With a blockbuster da Vinci exhibition fast approaching, the Louvre and its production partners are fine-tuning a virtual-reality tour with three-dimensional views of the portrait that look beyond the crowds, shatterproof glass case and layers of varnish from restorations.
The real oil on wood Mona Lisa was returned last week to the skylit Salle des Etats, to coincide with the Oct 24 opening of an exhibition marking the quincentennial of the death in 1519 of da Vinci, master of the Italian Renaissance.
During the summer, while the Salle des Etats was being renovated, the portrait was moved to the Galerie Medicis, which resulted in severe overcrowding because of limited access.
Disappointed tourists complained about fleeting glimpses and barriers that kept them about 4.6m from the 0.76m-tall painting.
The virtual-reality tour will be a more intimate encounter. Designed to solve the problem of crowds and distance, it will be in a small gallery room near the main da Vinci exhibition and apart from the Mona Lisa.
The gallery, equipped with 15 headset stations, will offer seven-minute virtual tours. They lead through a gallery of paintings to the portrait of Mona Lisa, wife of an Italian silk merchant.
"She is seated and spectators will be facing her like a conversation, face to face," said the Louvre's director of mediation and cultural programming Dominique de Font-Reaulx.

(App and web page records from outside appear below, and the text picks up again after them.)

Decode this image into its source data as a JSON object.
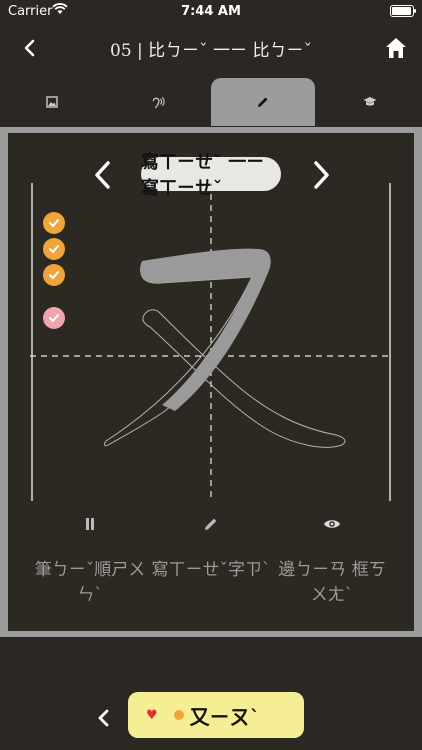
{
  "status": {
    "carrier": "Carrier",
    "time": "7:44 AM",
    "battery_fraction": 0.9
  },
  "nav": {
    "title": "05 | 比ㄅㄧˇ 一ㄧ 比ㄅㄧˇ",
    "back_icon": "chevron-left-icon",
    "home_icon": "home-icon"
  },
  "tabs": [
    {
      "icon": "image-icon",
      "active": false
    },
    {
      "icon": "listen-icon",
      "active": false
    },
    {
      "icon": "pencil-icon",
      "active": true
    },
    {
      "icon": "graduation-cap-icon",
      "active": false
    }
  ],
  "practice": {
    "mode_label": "寫ㄒㄧㄝˇ 一ㄧ 寫ㄒㄧㄝˇ",
    "character": "又",
    "checks": [
      {
        "state": "done",
        "color": "#f0a43c"
      },
      {
        "state": "done",
        "color": "#f0a43c"
      },
      {
        "state": "done",
        "color": "#f0a43c"
      },
      {
        "state": "done",
        "color": "#f0a4ad"
      }
    ],
    "tools": [
      {
        "icon": "pause-icon",
        "label": "筆ㄅㄧˇ順ㄕㄨㄣˋ"
      },
      {
        "icon": "pencil-icon",
        "label": "寫ㄒㄧㄝˇ字ㄗˋ"
      },
      {
        "icon": "eye-icon",
        "label": "邊ㄅㄧㄢ 框ㄎㄨㄤˋ"
      }
    ]
  },
  "bottom": {
    "character": "又ㄧㄡˋ",
    "heart_color": "#e0322c",
    "card_color": "#f6ee95"
  },
  "colors": {
    "background": "#2b2722",
    "panel": "#9c9c9c",
    "accent": "#f0a43c"
  }
}
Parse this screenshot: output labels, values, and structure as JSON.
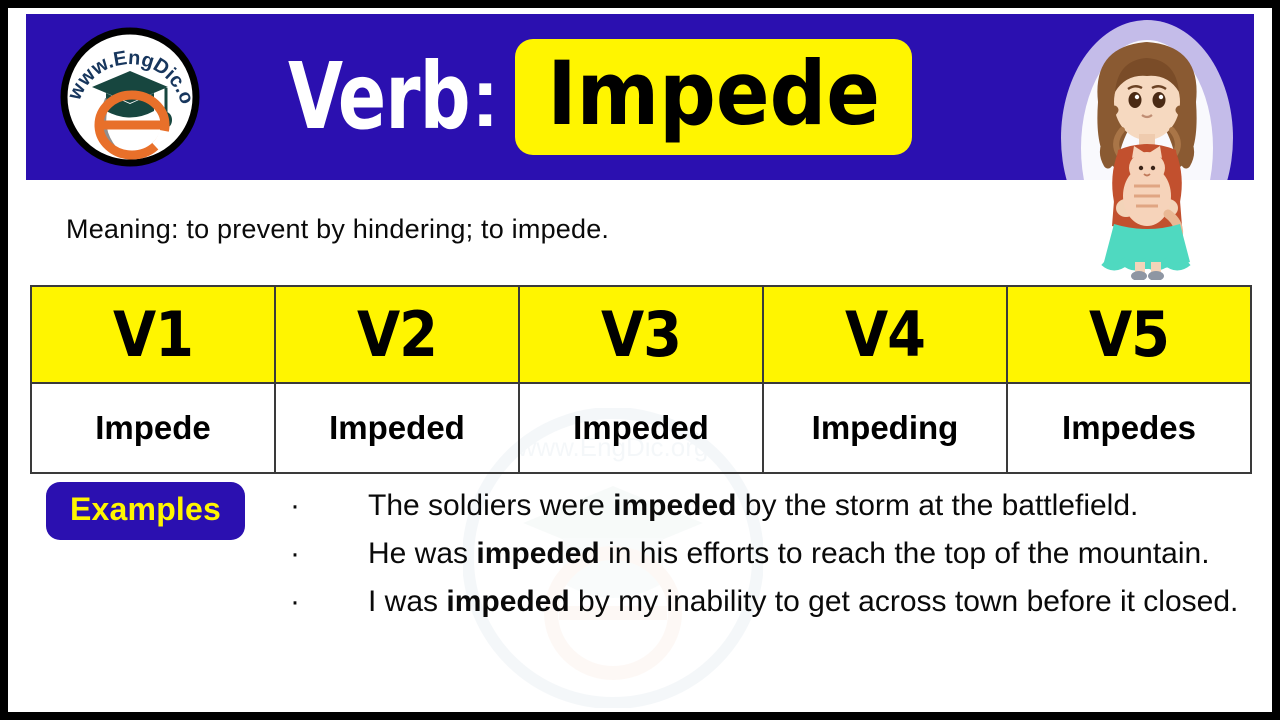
{
  "brand": {
    "logo_text": "www.EngDic.org",
    "logo_letter": "e",
    "accent_blue": "#2B10B0",
    "accent_yellow": "#FFF500",
    "logo_green": "#17463F",
    "logo_orange": "#E8702A"
  },
  "header": {
    "label": "Verb",
    "separator": ":",
    "word": "Impede",
    "illustration": "girl-holding-cat-illustration"
  },
  "meaning": {
    "text": "Meaning: to prevent by hindering; to impede."
  },
  "table": {
    "headers": [
      "V1",
      "V2",
      "V3",
      "V4",
      "V5"
    ],
    "forms": [
      "Impede",
      "Impeded",
      "Impeded",
      "Impeding",
      "Impedes"
    ]
  },
  "examples": {
    "badge_label": "Examples",
    "bullet": "·",
    "items": [
      {
        "before": "The soldiers were ",
        "bold": "impeded",
        "after": " by the storm at the battlefield."
      },
      {
        "before": "He was ",
        "bold": "impeded",
        "after": " in his efforts to reach the top of the mountain."
      },
      {
        "before": "I was ",
        "bold": "impeded",
        "after": " by my inability to get across town before it closed."
      }
    ]
  },
  "watermark": {
    "text": "www.EngDic.org"
  }
}
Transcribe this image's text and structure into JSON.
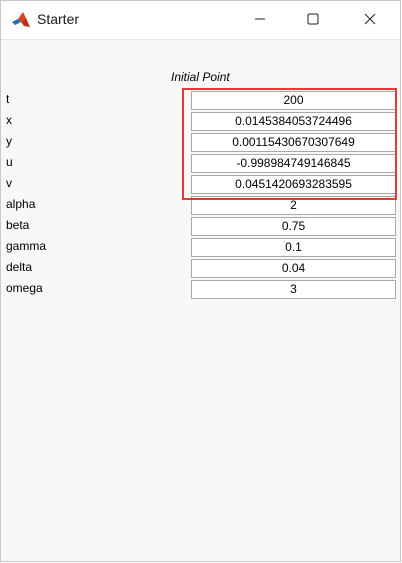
{
  "window": {
    "title": "Starter"
  },
  "icons": {
    "app": "matlab-icon",
    "minimize": "minimize-icon",
    "maximize": "maximize-icon",
    "close": "close-icon"
  },
  "form": {
    "heading": "Initial Point",
    "params": [
      {
        "label": "t",
        "value": "200"
      },
      {
        "label": "x",
        "value": "0.0145384053724496"
      },
      {
        "label": "y",
        "value": "0.00115430670307649"
      },
      {
        "label": "u",
        "value": "-0.998984749146845"
      },
      {
        "label": "v",
        "value": "0.0451420693283595"
      },
      {
        "label": "alpha",
        "value": "2"
      },
      {
        "label": "beta",
        "value": "0.75"
      },
      {
        "label": "gamma",
        "value": "0.1"
      },
      {
        "label": "delta",
        "value": "0.04"
      },
      {
        "label": "omega",
        "value": "3"
      }
    ]
  },
  "highlight_color": "#e53935"
}
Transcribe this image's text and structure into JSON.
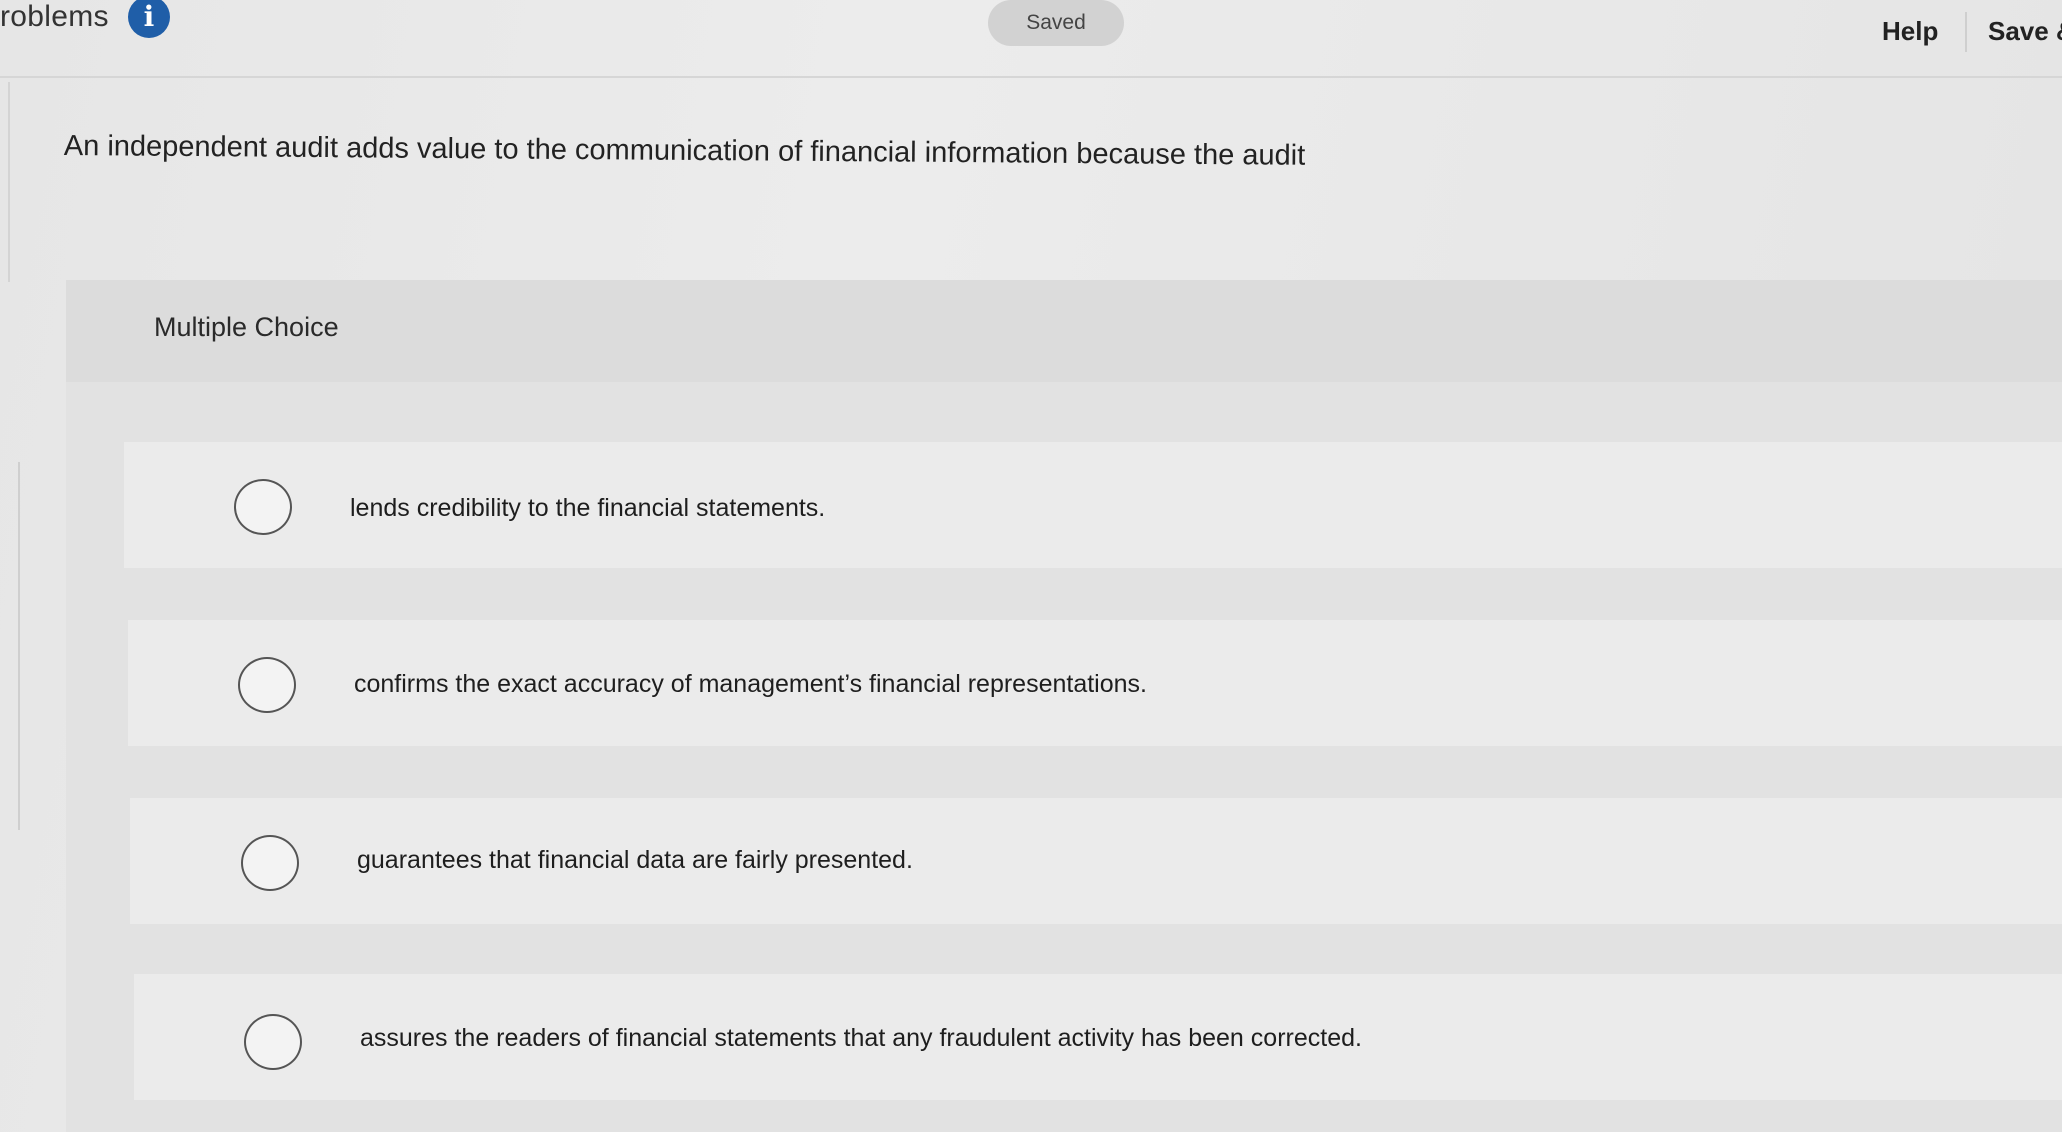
{
  "header": {
    "app_title": "roblems",
    "info_icon_glyph": "i",
    "saved_status": "Saved",
    "help_label": "Help",
    "save_exit_label": "Save &"
  },
  "question": {
    "text": "An independent audit adds value to the communication of financial information because the audit"
  },
  "multiple_choice": {
    "label": "Multiple Choice",
    "options": [
      {
        "text": "lends credibility to the financial statements.",
        "selected": false
      },
      {
        "text": "confirms the exact accuracy of management’s financial representations.",
        "selected": false
      },
      {
        "text": "guarantees that financial data are fairly presented.",
        "selected": false
      },
      {
        "text": "assures the readers of financial statements that any fraudulent activity has been corrected.",
        "selected": false
      }
    ]
  },
  "colors": {
    "info_icon": "#1f5ea8",
    "saved_pill": "#d2d2d2"
  }
}
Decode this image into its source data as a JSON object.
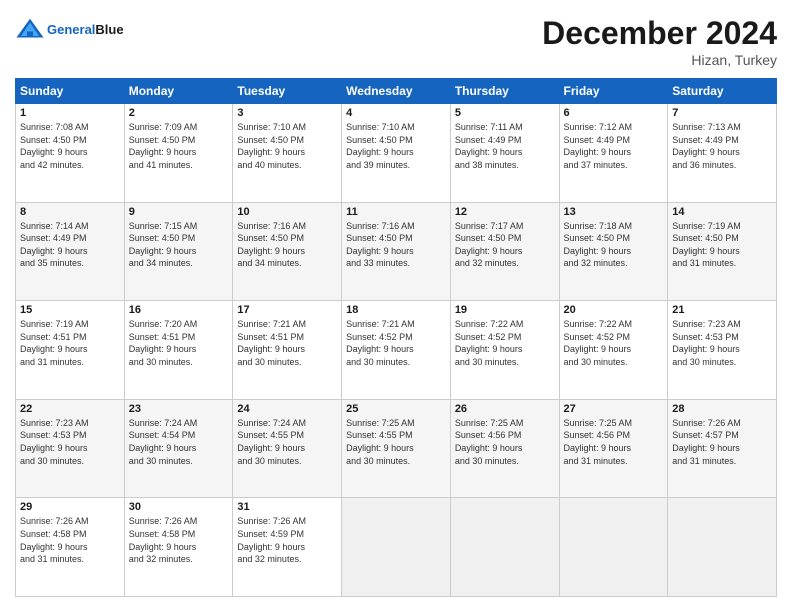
{
  "header": {
    "logo_text_general": "General",
    "logo_text_blue": "Blue",
    "month_title": "December 2024",
    "location": "Hizan, Turkey"
  },
  "calendar": {
    "headers": [
      "Sunday",
      "Monday",
      "Tuesday",
      "Wednesday",
      "Thursday",
      "Friday",
      "Saturday"
    ],
    "rows": [
      [
        {
          "day": "1",
          "info": "Sunrise: 7:08 AM\nSunset: 4:50 PM\nDaylight: 9 hours\nand 42 minutes."
        },
        {
          "day": "2",
          "info": "Sunrise: 7:09 AM\nSunset: 4:50 PM\nDaylight: 9 hours\nand 41 minutes."
        },
        {
          "day": "3",
          "info": "Sunrise: 7:10 AM\nSunset: 4:50 PM\nDaylight: 9 hours\nand 40 minutes."
        },
        {
          "day": "4",
          "info": "Sunrise: 7:10 AM\nSunset: 4:50 PM\nDaylight: 9 hours\nand 39 minutes."
        },
        {
          "day": "5",
          "info": "Sunrise: 7:11 AM\nSunset: 4:49 PM\nDaylight: 9 hours\nand 38 minutes."
        },
        {
          "day": "6",
          "info": "Sunrise: 7:12 AM\nSunset: 4:49 PM\nDaylight: 9 hours\nand 37 minutes."
        },
        {
          "day": "7",
          "info": "Sunrise: 7:13 AM\nSunset: 4:49 PM\nDaylight: 9 hours\nand 36 minutes."
        }
      ],
      [
        {
          "day": "8",
          "info": "Sunrise: 7:14 AM\nSunset: 4:49 PM\nDaylight: 9 hours\nand 35 minutes."
        },
        {
          "day": "9",
          "info": "Sunrise: 7:15 AM\nSunset: 4:50 PM\nDaylight: 9 hours\nand 34 minutes."
        },
        {
          "day": "10",
          "info": "Sunrise: 7:16 AM\nSunset: 4:50 PM\nDaylight: 9 hours\nand 34 minutes."
        },
        {
          "day": "11",
          "info": "Sunrise: 7:16 AM\nSunset: 4:50 PM\nDaylight: 9 hours\nand 33 minutes."
        },
        {
          "day": "12",
          "info": "Sunrise: 7:17 AM\nSunset: 4:50 PM\nDaylight: 9 hours\nand 32 minutes."
        },
        {
          "day": "13",
          "info": "Sunrise: 7:18 AM\nSunset: 4:50 PM\nDaylight: 9 hours\nand 32 minutes."
        },
        {
          "day": "14",
          "info": "Sunrise: 7:19 AM\nSunset: 4:50 PM\nDaylight: 9 hours\nand 31 minutes."
        }
      ],
      [
        {
          "day": "15",
          "info": "Sunrise: 7:19 AM\nSunset: 4:51 PM\nDaylight: 9 hours\nand 31 minutes."
        },
        {
          "day": "16",
          "info": "Sunrise: 7:20 AM\nSunset: 4:51 PM\nDaylight: 9 hours\nand 30 minutes."
        },
        {
          "day": "17",
          "info": "Sunrise: 7:21 AM\nSunset: 4:51 PM\nDaylight: 9 hours\nand 30 minutes."
        },
        {
          "day": "18",
          "info": "Sunrise: 7:21 AM\nSunset: 4:52 PM\nDaylight: 9 hours\nand 30 minutes."
        },
        {
          "day": "19",
          "info": "Sunrise: 7:22 AM\nSunset: 4:52 PM\nDaylight: 9 hours\nand 30 minutes."
        },
        {
          "day": "20",
          "info": "Sunrise: 7:22 AM\nSunset: 4:52 PM\nDaylight: 9 hours\nand 30 minutes."
        },
        {
          "day": "21",
          "info": "Sunrise: 7:23 AM\nSunset: 4:53 PM\nDaylight: 9 hours\nand 30 minutes."
        }
      ],
      [
        {
          "day": "22",
          "info": "Sunrise: 7:23 AM\nSunset: 4:53 PM\nDaylight: 9 hours\nand 30 minutes."
        },
        {
          "day": "23",
          "info": "Sunrise: 7:24 AM\nSunset: 4:54 PM\nDaylight: 9 hours\nand 30 minutes."
        },
        {
          "day": "24",
          "info": "Sunrise: 7:24 AM\nSunset: 4:55 PM\nDaylight: 9 hours\nand 30 minutes."
        },
        {
          "day": "25",
          "info": "Sunrise: 7:25 AM\nSunset: 4:55 PM\nDaylight: 9 hours\nand 30 minutes."
        },
        {
          "day": "26",
          "info": "Sunrise: 7:25 AM\nSunset: 4:56 PM\nDaylight: 9 hours\nand 30 minutes."
        },
        {
          "day": "27",
          "info": "Sunrise: 7:25 AM\nSunset: 4:56 PM\nDaylight: 9 hours\nand 31 minutes."
        },
        {
          "day": "28",
          "info": "Sunrise: 7:26 AM\nSunset: 4:57 PM\nDaylight: 9 hours\nand 31 minutes."
        }
      ],
      [
        {
          "day": "29",
          "info": "Sunrise: 7:26 AM\nSunset: 4:58 PM\nDaylight: 9 hours\nand 31 minutes."
        },
        {
          "day": "30",
          "info": "Sunrise: 7:26 AM\nSunset: 4:58 PM\nDaylight: 9 hours\nand 32 minutes."
        },
        {
          "day": "31",
          "info": "Sunrise: 7:26 AM\nSunset: 4:59 PM\nDaylight: 9 hours\nand 32 minutes."
        },
        {
          "day": "",
          "info": ""
        },
        {
          "day": "",
          "info": ""
        },
        {
          "day": "",
          "info": ""
        },
        {
          "day": "",
          "info": ""
        }
      ]
    ]
  }
}
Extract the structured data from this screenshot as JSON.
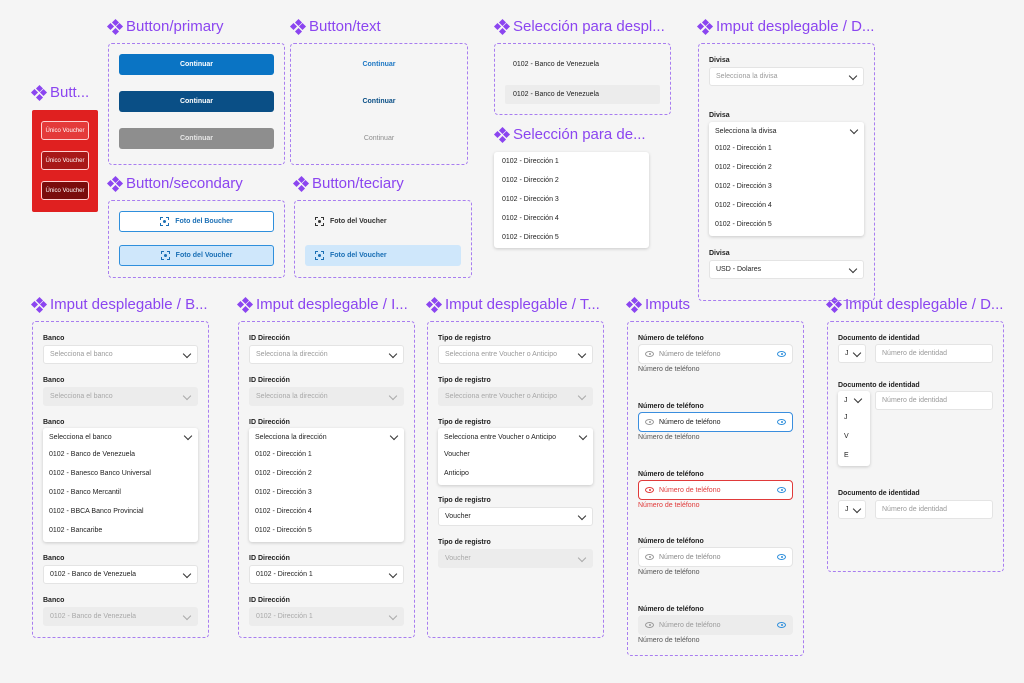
{
  "titles": {
    "red": "Butt...",
    "primary": "Button/primary",
    "text": "Button/text",
    "seleccion1": "Selección para despl...",
    "divisa": "Imput desplegable / D...",
    "secondary": "Button/secondary",
    "teciary": "Button/teciary",
    "seleccion2": "Selección para de...",
    "banco": "Imput desplegable / B...",
    "idDireccion": "Imput desplegable / I...",
    "tipo": "Imput desplegable / T...",
    "imputs": "Imputs",
    "documento": "Imput desplegable / D..."
  },
  "red_buttons": [
    "Único Voucher",
    "Único Voucher",
    "Único Voucher"
  ],
  "primary": [
    "Continuar",
    "Continuar",
    "Continuar"
  ],
  "text_buttons": [
    "Continuar",
    "Continuar",
    "Continuar"
  ],
  "secondary": [
    "Foto del Boucher",
    "Foto del Voucher"
  ],
  "teciary": [
    "Foto del Voucher",
    "Foto del Voucher"
  ],
  "seleccion1": [
    "0102 - Banco de Venezuela",
    "0102 - Banco de Venezuela"
  ],
  "seleccion2": [
    "0102 - Dirección 1",
    "0102 - Dirección 2",
    "0102 - Dirección 3",
    "0102 - Dirección 4",
    "0102 - Dirección 5"
  ],
  "divisa": {
    "label": "Divisa",
    "placeholder": "Selecciona la divisa",
    "options": [
      "0102 - Dirección 1",
      "0102 - Dirección 2",
      "0102 - Dirección 3",
      "0102 - Dirección 4",
      "0102 - Dirección 5"
    ],
    "selected": "USD - Dolares"
  },
  "banco": {
    "label": "Banco",
    "placeholder": "Selecciona el banco",
    "options": [
      "0102 - Banco de Venezuela",
      "0102 - Banesco Banco Universal",
      "0102 - Banco Mercantil",
      "0102 - BBCA Banco Provincial",
      "0102 - Bancaribe"
    ],
    "selected": "0102 - Banco de Venezuela"
  },
  "id_direccion": {
    "label": "ID Dirección",
    "placeholder": "Selecciona la dirección",
    "options": [
      "0102 - Dirección 1",
      "0102 - Dirección 2",
      "0102 - Dirección 3",
      "0102 - Dirección 4",
      "0102 - Dirección 5"
    ],
    "selected": "0102 - Dirección 1"
  },
  "tipo": {
    "label": "Tipo de registro",
    "placeholder": "Selecciona entre Voucher o Anticipo",
    "options": [
      "Voucher",
      "Anticipo"
    ],
    "selected": "Voucher"
  },
  "phone": {
    "label": "Número de teléfono",
    "placeholder": "Número de teléfono",
    "helper": "Número de teléfono"
  },
  "documento": {
    "label": "Documento de identidad",
    "type": "J",
    "placeholder": "Número de identidad",
    "options": [
      "J",
      "V",
      "E"
    ]
  }
}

In this virtual land of da Vinci, spectators fly over a valley and jagged hills aboard a wing-flapping glider he sketched (and which appears in the traditional exhibition).
Ms de Font-Reaulx said the two curators of the main exhibition have researched all the historical information for the virtual tour narration, including visual details of Mona Lisa and her surroundings - from the gentle wave of her hair to her velvet dress.
The digital experiment is part of an ongoing effort to broaden the Louvre's appeal, with France laying new plans to promote its art treasures with virtual-reality tours and some lower-tech alternatives.
Not everyone is thrilled with this campaign to make virtual reality a more fundamental part of the museum experience. "I would prefer the Louvre to be involved with reality," said art critic Didier Rykner.
But other major museums are already experimenting with virtual reality and pushing forward based on the results.
Earlier this year, the Musee de l'Orangerie in Paris tried out a virtual reality tour inspired by Monet's Water Lily series that plunged spectators into the artist's virtual pond in his Giverny garden through animated snowfall and summer days.
The visitors' reactions impressed Louvre officials. "Not only young people were using it. There were also older people, including my father, who is 83," said Ms de Font-Reaulx.
"It's very interesting, but it will not replace the works. The content is first. That's very important to the Louvre."